When the referee indicates that it is time for the match to begin, both rikishi will put one fist on the ground, when both wrestlers have touched their second fist on the ground, the match begins.
20. Finishing the day ceremonies
The bow dance is performed to finish the day and shows the rikishi satisfaction with the day’s matches.
The Ceremonial aprons worn by the high ranking rikishi are made of heavy embroidered silk and are worth upwards of Y400,000!
The judges wear black and are positioned on each side of the dohyo. If there is any question about a referee's call, they will enter the ring and confer to make the final decision. Once made, they announce and explain their decision
The referees are distinctive in their colourful costume and stand in the dohyo during the bout. After introducing the contestants the referee watches the match carefully and apparently calls out words of encouragement.
The banners you see paraded around the ring prior to higher ranking bouts are advertising the sponsors of the match who have provided prize money, see point 25.
25. Prize money
The envelopes you see the winning rikishi collect at the end of his bout are called kensho and contain money from sponsors of the match.
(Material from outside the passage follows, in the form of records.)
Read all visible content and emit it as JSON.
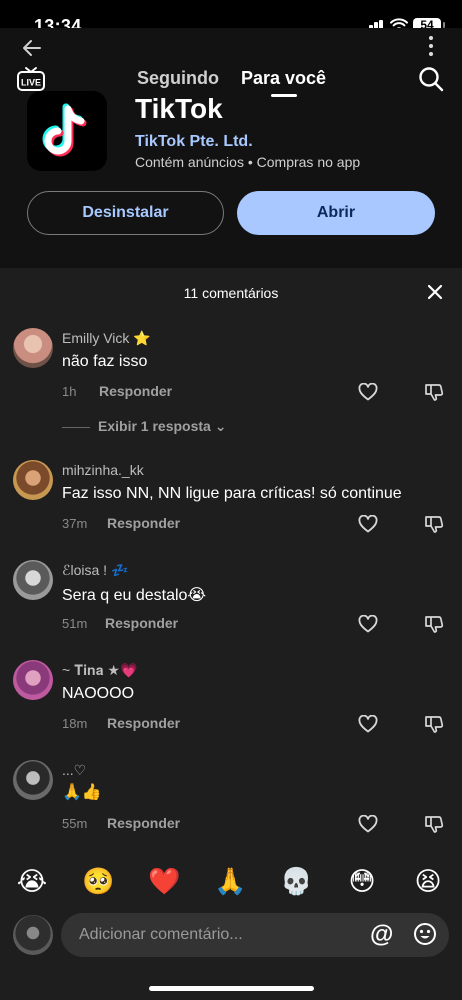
{
  "status_bar": {
    "time": "13:34",
    "battery": "54"
  },
  "feed_tabs": {
    "following": "Seguindo",
    "for_you": "Para você",
    "live_label": "LIVE"
  },
  "app": {
    "name": "TikTok",
    "developer": "TikTok Pte. Ltd.",
    "meta": "Contém anúncios  •  Compras no app",
    "uninstall_label": "Desinstalar",
    "open_label": "Abrir"
  },
  "comments_sheet": {
    "title": "11 comentários",
    "reply_label": "Responder",
    "view_replies": "Exibir 1 resposta ⌄",
    "comments": [
      {
        "user": "Emilly Vick ⭐",
        "text": "não faz isso",
        "time": "1h"
      },
      {
        "user": "mihzinha._kk",
        "text": "Faz isso NN, NN ligue para críticas! só continue",
        "time": "37m"
      },
      {
        "user": "ℰloisa ! 💤",
        "text": "Sera q eu destalo😭",
        "time": "51m"
      },
      {
        "user": "~ 𝐓𝐢𝐧𝐚 ★💗",
        "text": "NAOOOO",
        "time": "18m"
      },
      {
        "user": "...♡",
        "text": "🙏👍",
        "time": "55m"
      }
    ],
    "quick_emojis": [
      "😭",
      "🥺",
      "❤️",
      "🙏",
      "💀",
      "😳",
      "😫"
    ],
    "input_placeholder": "Adicionar comentário...",
    "at_symbol": "@"
  },
  "colors": {
    "accent": "#a8c8ff",
    "sheet_bg": "#1e1e1e",
    "header_bg": "#121212"
  }
}
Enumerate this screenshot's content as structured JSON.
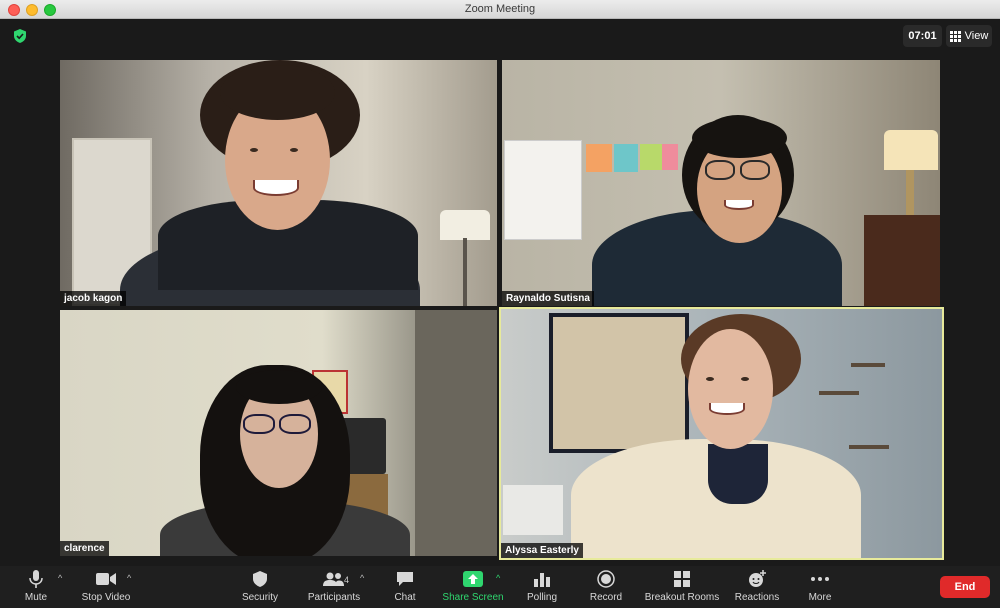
{
  "window": {
    "title": "Zoom Meeting"
  },
  "meeting": {
    "timer": "07:01",
    "view_label": "View",
    "participants": [
      {
        "name": "jacob kagon",
        "active_speaker": false
      },
      {
        "name": "Raynaldo Sutisna",
        "active_speaker": false
      },
      {
        "name": "clarence",
        "active_speaker": false
      },
      {
        "name": "Alyssa Easterly",
        "active_speaker": true
      }
    ]
  },
  "toolbar": {
    "mute": "Mute",
    "stop_video": "Stop Video",
    "security": "Security",
    "participants": "Participants",
    "participants_count": "4",
    "chat": "Chat",
    "share_screen": "Share Screen",
    "polling": "Polling",
    "record": "Record",
    "breakout_rooms": "Breakout Rooms",
    "reactions": "Reactions",
    "more": "More",
    "end": "End"
  },
  "colors": {
    "active_speaker_border": "#e7ea9b",
    "share_screen": "#2fd66f",
    "end_button": "#e02a2a",
    "shield": "#2fd66f"
  }
}
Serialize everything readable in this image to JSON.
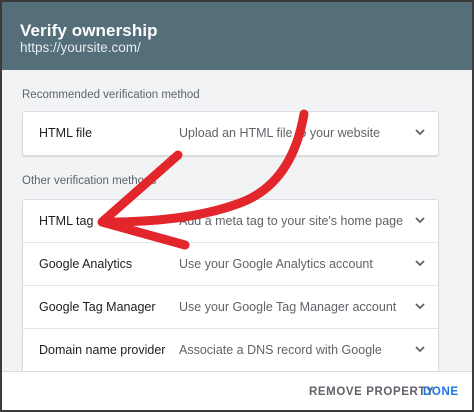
{
  "dialog": {
    "title": "Verify ownership",
    "subtitle": "https://yoursite.com/"
  },
  "recommended": {
    "label": "Recommended verification method",
    "methods": [
      {
        "name": "HTML file",
        "description": "Upload an HTML file to your website",
        "icon": "chevron-down-icon"
      }
    ]
  },
  "other": {
    "label": "Other verification methods",
    "methods": [
      {
        "name": "HTML tag",
        "description": "Add a meta tag to your site's home page",
        "icon": "chevron-down-icon"
      },
      {
        "name": "Google Analytics",
        "description": "Use your Google Analytics account",
        "icon": "chevron-down-icon"
      },
      {
        "name": "Google Tag Manager",
        "description": "Use your Google Tag Manager account",
        "icon": "chevron-down-icon"
      },
      {
        "name": "Domain name provider",
        "description": "Associate a DNS record with Google",
        "icon": "chevron-down-icon"
      }
    ]
  },
  "footer": {
    "remove_label": "REMOVE PROPERTY",
    "done_label": "DONE"
  },
  "colors": {
    "header_bg": "#546e7a",
    "accent": "#1a73e8",
    "annotation_arrow": "#e3262b"
  }
}
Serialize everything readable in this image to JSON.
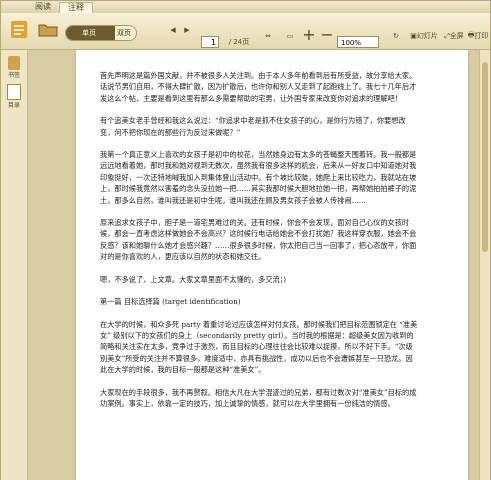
{
  "tabs": [
    {
      "label": "阅读"
    },
    {
      "label": "注释"
    }
  ],
  "toolbar": {
    "view_single": "单页",
    "view_double": "双页",
    "page_current": "1",
    "page_total": "/ 24页",
    "zoom": "100%",
    "slideshow": "幻灯片",
    "fullscreen": "全屏",
    "print": "打印"
  },
  "sidebar": {
    "items": [
      {
        "label": "书签"
      },
      {
        "label": "目录"
      }
    ]
  },
  "document": {
    "paragraphs": [
      "首先声明这是篇外国文献，并不被很多人关注到。由于本人多年前看到后有所受益，故分享给大家。话说节男们自用，不得大肆扩散，因为扩散后，也许你和别人又走到了起跑线上了。我七十几年后才发这么个帖，主要是看到这里有那么多需要帮助的宅男，让外国专家来改变你对追求的理解吧！",
      "有个追美女老手曾经和我这么说过：“你追求中老是抓不住女孩子的心，是你行为错了，你要想改变，何不把你现在的那些行为反过来做呢？”",
      "我第一个真正意义上喜欢的女孩子是初中的校花，当然她身边有太多的苍蝇整天围着转。我一般都是远远地看着她，那时我和她对视到无数次，虽然我有很多这样的机会，后来从一好友口中知道她对我印象挺好，一次还特地喊我加入到集体登山活动中。有个坡比较陡，她爬上来比较吃力，我就站在坡上，那时候我竟然以害羞的念头没拉她一把……其实我那时候大胆地拉她一把，再帮她拍拍裤子的泥土，那多么自然，谁叫我还是初中生呢，谁叫我还在顾及男女孩子会被人传排闹……",
      "原来追求女孩子中，胆子是一道宅男难过的关。还有时候，你会不会发现，面对自己心仪的女孩时候，都会一直考虑这样做她会不会高兴？这时候行电话给她会不会打扰她？我这样穿衣服，她会不会反感？该和她聊什么她才会感兴趣？……很多很多时候，你太把自己当一回事了，把心态放平，你面对的是你喜欢的人，更应该以自然的状态和她交往。",
      "嗯，不多说了，上文章。大家文章里面不太懂的，多交流；)",
      "第一篇 目标选择篇 (target identification)",
      "在大学的时候，和众多死 party 着重讨论过应该怎样对付女孩。那时候我们把目标范围锁定在 “准美女” 级别以下的女孩们的身上（secondarily pretty girl）。当时我的根据是：超级美女因为收到的简略和关注实在太多，竞争过于激烈，而且目标的心理往往会比较难以捉摸，所以不好下手。“次级别美女”所受的关注并不算很多，难度适中，亦具有挑战性，成功以后也不会遭嫉甚至一只恐龙。因此在大学的时候，我的目标一般都是这种“准美女”。",
      "大家现在的手段很多，我不再赘叙。相信大凡在大学混迹过的兄弟，都有过数次对“准美女”目标的成功案例。事实上，依靠一定的技巧，加上诚挚的情感，就可以在大学里拥有一份纯洁的情感。"
    ]
  }
}
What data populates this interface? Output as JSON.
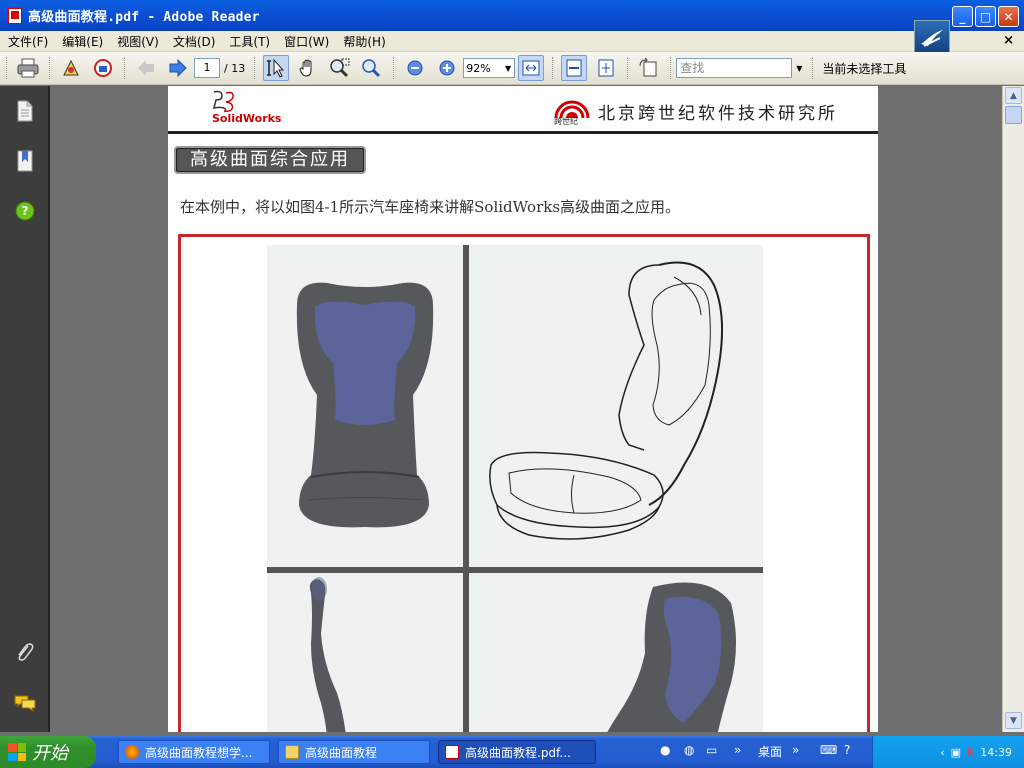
{
  "window": {
    "title": "高级曲面教程.pdf - Adobe Reader",
    "minimize": "_",
    "maximize": "□",
    "close": "✕"
  },
  "menu": {
    "items": [
      "文件(F)",
      "编辑(E)",
      "视图(V)",
      "文档(D)",
      "工具(T)",
      "窗口(W)",
      "帮助(H)"
    ],
    "close": "×"
  },
  "toolbar": {
    "current_page": "1",
    "total_pages": "/ 13",
    "zoom": "92%",
    "find_placeholder": "查找",
    "tool_status": "当前未选择工具"
  },
  "document": {
    "sw_brand": "SolidWorks",
    "institute": "北京跨世纪软件技术研究所",
    "institute_logo_text": "跨世纪",
    "section_title": "高级曲面综合应用",
    "intro": "在本例中，将以如图4-1所示汽车座椅来讲解SolidWorks高级曲面之应用。"
  },
  "taskbar": {
    "start": "开始",
    "tasks": [
      "高级曲面教程想学...",
      "高级曲面教程",
      "高级曲面教程.pdf..."
    ],
    "quicklaunch_label": "桌面",
    "clock": "14:39"
  },
  "colors": {
    "titlebar": "#0a52d4",
    "frame_red": "#c8282a",
    "seat_gray": "#55595c",
    "seat_blue": "#5d6499"
  }
}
This money supplements any official prize money the winners or recipients of special prizes (such as for upsetting the highest number of Yokozuna or ozeki) receive.
Finally, heres the essential information for visitors wanting to get to see the sumo for themselves
There are 6 tournaments a year. Three in Tokyo in January, May and September. A tournament is held in Osaka in March, Nagoya in July and Fukuoka in November. Each tournament lasts 15 days. With a little preparation or an early morning, it is certainly possible for foreign tourists to be able to visit the sumo and it is well worth it if you have the chance. For more detailed information on how to get tickets, check out this article.
Do you have any burning questions left about sumo? Let me know what they are in the comments section below!
All unattributed photographs taken by the author